Output each entry verbatim and exclude every picture from it.
Extracted information: Begin
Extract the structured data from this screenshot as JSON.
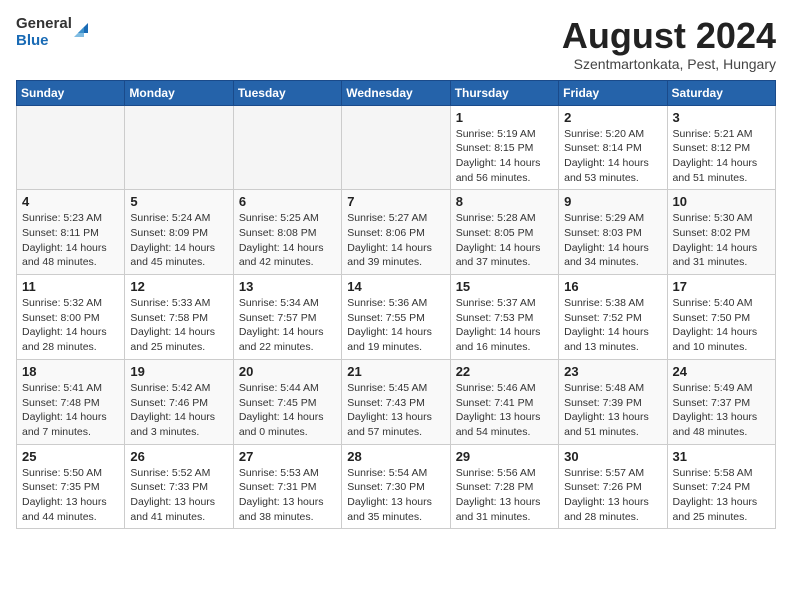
{
  "header": {
    "logo_line1": "General",
    "logo_line2": "Blue",
    "month_title": "August 2024",
    "subtitle": "Szentmartonkata, Pest, Hungary"
  },
  "weekdays": [
    "Sunday",
    "Monday",
    "Tuesday",
    "Wednesday",
    "Thursday",
    "Friday",
    "Saturday"
  ],
  "weeks": [
    [
      {
        "day": "",
        "empty": true
      },
      {
        "day": "",
        "empty": true
      },
      {
        "day": "",
        "empty": true
      },
      {
        "day": "",
        "empty": true
      },
      {
        "day": "1",
        "sunrise": "5:19 AM",
        "sunset": "8:15 PM",
        "daylight": "14 hours and 56 minutes."
      },
      {
        "day": "2",
        "sunrise": "5:20 AM",
        "sunset": "8:14 PM",
        "daylight": "14 hours and 53 minutes."
      },
      {
        "day": "3",
        "sunrise": "5:21 AM",
        "sunset": "8:12 PM",
        "daylight": "14 hours and 51 minutes."
      }
    ],
    [
      {
        "day": "4",
        "sunrise": "5:23 AM",
        "sunset": "8:11 PM",
        "daylight": "14 hours and 48 minutes."
      },
      {
        "day": "5",
        "sunrise": "5:24 AM",
        "sunset": "8:09 PM",
        "daylight": "14 hours and 45 minutes."
      },
      {
        "day": "6",
        "sunrise": "5:25 AM",
        "sunset": "8:08 PM",
        "daylight": "14 hours and 42 minutes."
      },
      {
        "day": "7",
        "sunrise": "5:27 AM",
        "sunset": "8:06 PM",
        "daylight": "14 hours and 39 minutes."
      },
      {
        "day": "8",
        "sunrise": "5:28 AM",
        "sunset": "8:05 PM",
        "daylight": "14 hours and 37 minutes."
      },
      {
        "day": "9",
        "sunrise": "5:29 AM",
        "sunset": "8:03 PM",
        "daylight": "14 hours and 34 minutes."
      },
      {
        "day": "10",
        "sunrise": "5:30 AM",
        "sunset": "8:02 PM",
        "daylight": "14 hours and 31 minutes."
      }
    ],
    [
      {
        "day": "11",
        "sunrise": "5:32 AM",
        "sunset": "8:00 PM",
        "daylight": "14 hours and 28 minutes."
      },
      {
        "day": "12",
        "sunrise": "5:33 AM",
        "sunset": "7:58 PM",
        "daylight": "14 hours and 25 minutes."
      },
      {
        "day": "13",
        "sunrise": "5:34 AM",
        "sunset": "7:57 PM",
        "daylight": "14 hours and 22 minutes."
      },
      {
        "day": "14",
        "sunrise": "5:36 AM",
        "sunset": "7:55 PM",
        "daylight": "14 hours and 19 minutes."
      },
      {
        "day": "15",
        "sunrise": "5:37 AM",
        "sunset": "7:53 PM",
        "daylight": "14 hours and 16 minutes."
      },
      {
        "day": "16",
        "sunrise": "5:38 AM",
        "sunset": "7:52 PM",
        "daylight": "14 hours and 13 minutes."
      },
      {
        "day": "17",
        "sunrise": "5:40 AM",
        "sunset": "7:50 PM",
        "daylight": "14 hours and 10 minutes."
      }
    ],
    [
      {
        "day": "18",
        "sunrise": "5:41 AM",
        "sunset": "7:48 PM",
        "daylight": "14 hours and 7 minutes."
      },
      {
        "day": "19",
        "sunrise": "5:42 AM",
        "sunset": "7:46 PM",
        "daylight": "14 hours and 3 minutes."
      },
      {
        "day": "20",
        "sunrise": "5:44 AM",
        "sunset": "7:45 PM",
        "daylight": "14 hours and 0 minutes."
      },
      {
        "day": "21",
        "sunrise": "5:45 AM",
        "sunset": "7:43 PM",
        "daylight": "13 hours and 57 minutes."
      },
      {
        "day": "22",
        "sunrise": "5:46 AM",
        "sunset": "7:41 PM",
        "daylight": "13 hours and 54 minutes."
      },
      {
        "day": "23",
        "sunrise": "5:48 AM",
        "sunset": "7:39 PM",
        "daylight": "13 hours and 51 minutes."
      },
      {
        "day": "24",
        "sunrise": "5:49 AM",
        "sunset": "7:37 PM",
        "daylight": "13 hours and 48 minutes."
      }
    ],
    [
      {
        "day": "25",
        "sunrise": "5:50 AM",
        "sunset": "7:35 PM",
        "daylight": "13 hours and 44 minutes."
      },
      {
        "day": "26",
        "sunrise": "5:52 AM",
        "sunset": "7:33 PM",
        "daylight": "13 hours and 41 minutes."
      },
      {
        "day": "27",
        "sunrise": "5:53 AM",
        "sunset": "7:31 PM",
        "daylight": "13 hours and 38 minutes."
      },
      {
        "day": "28",
        "sunrise": "5:54 AM",
        "sunset": "7:30 PM",
        "daylight": "13 hours and 35 minutes."
      },
      {
        "day": "29",
        "sunrise": "5:56 AM",
        "sunset": "7:28 PM",
        "daylight": "13 hours and 31 minutes."
      },
      {
        "day": "30",
        "sunrise": "5:57 AM",
        "sunset": "7:26 PM",
        "daylight": "13 hours and 28 minutes."
      },
      {
        "day": "31",
        "sunrise": "5:58 AM",
        "sunset": "7:24 PM",
        "daylight": "13 hours and 25 minutes."
      }
    ]
  ],
  "labels": {
    "sunrise": "Sunrise:",
    "sunset": "Sunset:",
    "daylight": "Daylight:"
  }
}
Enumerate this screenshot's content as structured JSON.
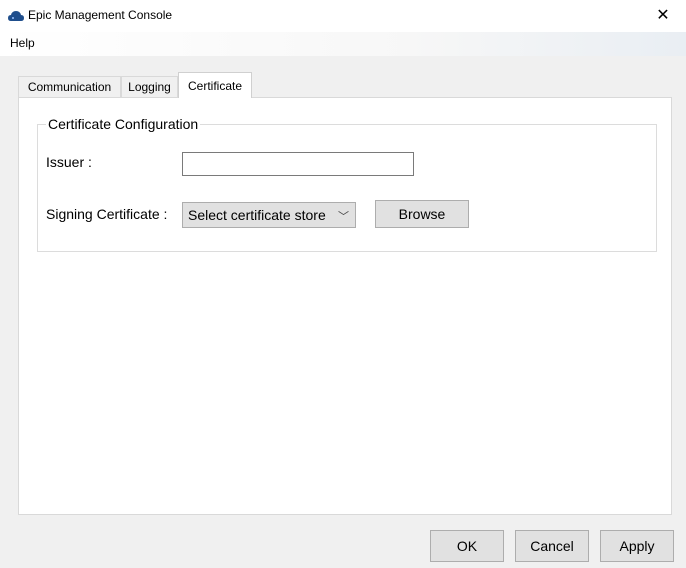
{
  "window": {
    "title": "Epic Management Console",
    "close_glyph": "✕",
    "app_icon": "cloud-icon"
  },
  "menu": {
    "items": [
      "Help"
    ]
  },
  "tabs": [
    {
      "label": "Communication",
      "selected": false
    },
    {
      "label": "Logging",
      "selected": false
    },
    {
      "label": "Certificate",
      "selected": true
    }
  ],
  "certificate_group": {
    "title": "Certificate Configuration",
    "issuer_label": "Issuer :",
    "issuer_value": "",
    "signing_label": "Signing Certificate :",
    "store_select": {
      "value": "Select certificate store",
      "chevron": "﹀"
    },
    "browse_label": "Browse"
  },
  "footer": {
    "ok_label": "OK",
    "cancel_label": "Cancel",
    "apply_label": "Apply"
  }
}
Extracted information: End
** Answer box **
Extract the structured data from this screenshot as JSON.
{
  "header": {
    "logo_line1": "General",
    "logo_line2": "Blue",
    "month_title": "August 2024",
    "subtitle": "Szentmartonkata, Pest, Hungary"
  },
  "weekdays": [
    "Sunday",
    "Monday",
    "Tuesday",
    "Wednesday",
    "Thursday",
    "Friday",
    "Saturday"
  ],
  "weeks": [
    [
      {
        "day": "",
        "empty": true
      },
      {
        "day": "",
        "empty": true
      },
      {
        "day": "",
        "empty": true
      },
      {
        "day": "",
        "empty": true
      },
      {
        "day": "1",
        "sunrise": "5:19 AM",
        "sunset": "8:15 PM",
        "daylight": "14 hours and 56 minutes."
      },
      {
        "day": "2",
        "sunrise": "5:20 AM",
        "sunset": "8:14 PM",
        "daylight": "14 hours and 53 minutes."
      },
      {
        "day": "3",
        "sunrise": "5:21 AM",
        "sunset": "8:12 PM",
        "daylight": "14 hours and 51 minutes."
      }
    ],
    [
      {
        "day": "4",
        "sunrise": "5:23 AM",
        "sunset": "8:11 PM",
        "daylight": "14 hours and 48 minutes."
      },
      {
        "day": "5",
        "sunrise": "5:24 AM",
        "sunset": "8:09 PM",
        "daylight": "14 hours and 45 minutes."
      },
      {
        "day": "6",
        "sunrise": "5:25 AM",
        "sunset": "8:08 PM",
        "daylight": "14 hours and 42 minutes."
      },
      {
        "day": "7",
        "sunrise": "5:27 AM",
        "sunset": "8:06 PM",
        "daylight": "14 hours and 39 minutes."
      },
      {
        "day": "8",
        "sunrise": "5:28 AM",
        "sunset": "8:05 PM",
        "daylight": "14 hours and 37 minutes."
      },
      {
        "day": "9",
        "sunrise": "5:29 AM",
        "sunset": "8:03 PM",
        "daylight": "14 hours and 34 minutes."
      },
      {
        "day": "10",
        "sunrise": "5:30 AM",
        "sunset": "8:02 PM",
        "daylight": "14 hours and 31 minutes."
      }
    ],
    [
      {
        "day": "11",
        "sunrise": "5:32 AM",
        "sunset": "8:00 PM",
        "daylight": "14 hours and 28 minutes."
      },
      {
        "day": "12",
        "sunrise": "5:33 AM",
        "sunset": "7:58 PM",
        "daylight": "14 hours and 25 minutes."
      },
      {
        "day": "13",
        "sunrise": "5:34 AM",
        "sunset": "7:57 PM",
        "daylight": "14 hours and 22 minutes."
      },
      {
        "day": "14",
        "sunrise": "5:36 AM",
        "sunset": "7:55 PM",
        "daylight": "14 hours and 19 minutes."
      },
      {
        "day": "15",
        "sunrise": "5:37 AM",
        "sunset": "7:53 PM",
        "daylight": "14 hours and 16 minutes."
      },
      {
        "day": "16",
        "sunrise": "5:38 AM",
        "sunset": "7:52 PM",
        "daylight": "14 hours and 13 minutes."
      },
      {
        "day": "17",
        "sunrise": "5:40 AM",
        "sunset": "7:50 PM",
        "daylight": "14 hours and 10 minutes."
      }
    ],
    [
      {
        "day": "18",
        "sunrise": "5:41 AM",
        "sunset": "7:48 PM",
        "daylight": "14 hours and 7 minutes."
      },
      {
        "day": "19",
        "sunrise": "5:42 AM",
        "sunset": "7:46 PM",
        "daylight": "14 hours and 3 minutes."
      },
      {
        "day": "20",
        "sunrise": "5:44 AM",
        "sunset": "7:45 PM",
        "daylight": "14 hours and 0 minutes."
      },
      {
        "day": "21",
        "sunrise": "5:45 AM",
        "sunset": "7:43 PM",
        "daylight": "13 hours and 57 minutes."
      },
      {
        "day": "22",
        "sunrise": "5:46 AM",
        "sunset": "7:41 PM",
        "daylight": "13 hours and 54 minutes."
      },
      {
        "day": "23",
        "sunrise": "5:48 AM",
        "sunset": "7:39 PM",
        "daylight": "13 hours and 51 minutes."
      },
      {
        "day": "24",
        "sunrise": "5:49 AM",
        "sunset": "7:37 PM",
        "daylight": "13 hours and 48 minutes."
      }
    ],
    [
      {
        "day": "25",
        "sunrise": "5:50 AM",
        "sunset": "7:35 PM",
        "daylight": "13 hours and 44 minutes."
      },
      {
        "day": "26",
        "sunrise": "5:52 AM",
        "sunset": "7:33 PM",
        "daylight": "13 hours and 41 minutes."
      },
      {
        "day": "27",
        "sunrise": "5:53 AM",
        "sunset": "7:31 PM",
        "daylight": "13 hours and 38 minutes."
      },
      {
        "day": "28",
        "sunrise": "5:54 AM",
        "sunset": "7:30 PM",
        "daylight": "13 hours and 35 minutes."
      },
      {
        "day": "29",
        "sunrise": "5:56 AM",
        "sunset": "7:28 PM",
        "daylight": "13 hours and 31 minutes."
      },
      {
        "day": "30",
        "sunrise": "5:57 AM",
        "sunset": "7:26 PM",
        "daylight": "13 hours and 28 minutes."
      },
      {
        "day": "31",
        "sunrise": "5:58 AM",
        "sunset": "7:24 PM",
        "daylight": "13 hours and 25 minutes."
      }
    ]
  ],
  "labels": {
    "sunrise": "Sunrise:",
    "sunset": "Sunset:",
    "daylight": "Daylight:"
  }
}
Enumerate this screenshot's content as structured JSON.
{
  "window": {
    "title": "Epic Management Console",
    "close_glyph": "✕",
    "app_icon": "cloud-icon"
  },
  "menu": {
    "items": [
      "Help"
    ]
  },
  "tabs": [
    {
      "label": "Communication",
      "selected": false
    },
    {
      "label": "Logging",
      "selected": false
    },
    {
      "label": "Certificate",
      "selected": true
    }
  ],
  "certificate_group": {
    "title": "Certificate Configuration",
    "issuer_label": "Issuer :",
    "issuer_value": "",
    "signing_label": "Signing Certificate :",
    "store_select": {
      "value": "Select certificate store",
      "chevron": "﹀"
    },
    "browse_label": "Browse"
  },
  "footer": {
    "ok_label": "OK",
    "cancel_label": "Cancel",
    "apply_label": "Apply"
  }
}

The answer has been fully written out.